ProofChecker: An Accessible Environment for Automata Theory Correctness ProofsBy Stallmann, Matthias; Balik, Suzanne; Rodman, Robert; Bahram, Sina; Grace, Michael; High, Susan; ITiCSE ’07 - Proceedings of the 12th Annual SIGCSE Conference on Innovation and Technology in Computer Science Education,
Publication Date: June 23-27, 2007
Review of ProofChecker, a graphical computer program, developed at North Carolina State University and based on the notion of formal correctness proofs that allow students to draw a deterministic finite automaton (DFA) and determine whether it correctly recognizes a given computer language. Keyboard shortcuts, together with the use of a screen reader to voice the accessible descriptions provided by the program, allow visually impaired students to draw and manipulate the DFA. Because the states of a DFA partition the language over its alphabet into equivalence classes, each state has a language associated with it. Conditions describing the language of each state are entered by the student. A brute-force approach, i.e. a computer problem-solving technique of systematically enumerating all possible candidates for the solution, is then used to check that each state’s condition correctly describes all of the strings in its language and that none of the strings meet the conditions for another state. A student’s DFA can be saved in an XML file and submitted for grading. An automated checking tool, ProofGrader, can be used to compare a student’s DFA with the correct DFA for a given language.

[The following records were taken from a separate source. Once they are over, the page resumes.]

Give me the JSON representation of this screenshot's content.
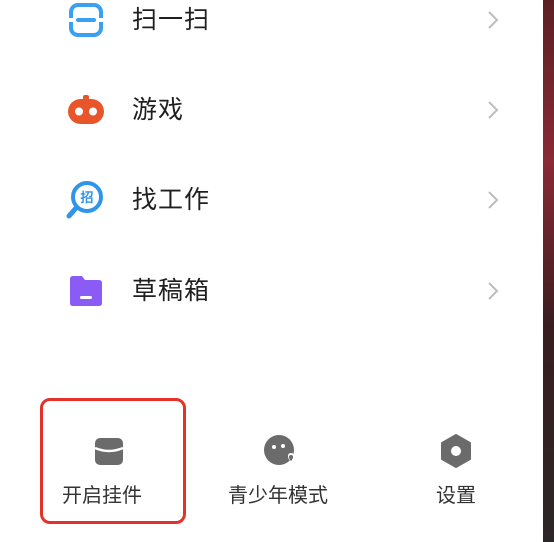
{
  "menu": {
    "items": [
      {
        "label": "扫一扫",
        "icon": "scan-icon",
        "color": "#3aa0f2"
      },
      {
        "label": "游戏",
        "icon": "game-icon",
        "color": "#e8552b"
      },
      {
        "label": "找工作",
        "icon": "job-search-icon",
        "color": "#2f95e8"
      },
      {
        "label": "草稿箱",
        "icon": "drafts-folder-icon",
        "color": "#8a5cf5"
      },
      {
        "label": "",
        "icon": "folder-icon",
        "color": "#f3b13b"
      }
    ]
  },
  "bottom_bar": {
    "widget_label": "开启挂件",
    "teen_mode_label": "青少年模式",
    "settings_label": "设置"
  },
  "colors": {
    "highlight": "#e3322a",
    "icon_gray": "#6b6b6b",
    "chevron": "#bdbdbd"
  }
}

Published by: Association for Computing Machinery (Website:http://www.acm.org)
SIGCSE (ACM Special Interest Group on Computer Science Education) (Web Site: http://sigcse.org )